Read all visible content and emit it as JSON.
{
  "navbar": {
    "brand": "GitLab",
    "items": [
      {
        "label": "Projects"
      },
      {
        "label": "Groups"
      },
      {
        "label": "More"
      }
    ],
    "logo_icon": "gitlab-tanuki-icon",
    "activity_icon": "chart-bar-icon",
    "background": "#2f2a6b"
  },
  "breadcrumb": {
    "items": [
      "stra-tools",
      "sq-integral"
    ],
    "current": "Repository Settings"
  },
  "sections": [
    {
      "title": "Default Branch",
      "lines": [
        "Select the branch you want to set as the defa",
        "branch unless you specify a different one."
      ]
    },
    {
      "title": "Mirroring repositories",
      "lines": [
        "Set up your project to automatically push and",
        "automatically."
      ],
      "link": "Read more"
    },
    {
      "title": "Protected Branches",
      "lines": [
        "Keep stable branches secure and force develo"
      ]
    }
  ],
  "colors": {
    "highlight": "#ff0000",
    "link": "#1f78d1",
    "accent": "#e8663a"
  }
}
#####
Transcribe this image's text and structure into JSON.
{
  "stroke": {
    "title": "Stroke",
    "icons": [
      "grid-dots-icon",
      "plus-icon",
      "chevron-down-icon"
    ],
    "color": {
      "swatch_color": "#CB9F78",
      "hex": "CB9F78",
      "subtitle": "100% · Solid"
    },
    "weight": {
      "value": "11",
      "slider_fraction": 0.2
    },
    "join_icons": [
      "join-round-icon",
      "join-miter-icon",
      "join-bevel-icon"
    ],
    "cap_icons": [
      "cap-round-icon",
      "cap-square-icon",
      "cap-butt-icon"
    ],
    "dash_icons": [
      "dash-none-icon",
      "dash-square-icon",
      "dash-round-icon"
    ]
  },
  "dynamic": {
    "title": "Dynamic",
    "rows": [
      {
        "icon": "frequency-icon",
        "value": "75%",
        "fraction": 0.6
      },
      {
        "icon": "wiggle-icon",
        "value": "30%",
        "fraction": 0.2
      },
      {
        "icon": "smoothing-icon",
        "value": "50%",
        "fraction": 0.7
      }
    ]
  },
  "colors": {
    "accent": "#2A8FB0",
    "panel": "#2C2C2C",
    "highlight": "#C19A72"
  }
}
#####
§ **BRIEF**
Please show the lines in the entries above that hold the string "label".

§ **WRITTEN SOLUTION**
        "label": "Projects"
        "label": "Groups"
        "label": "More"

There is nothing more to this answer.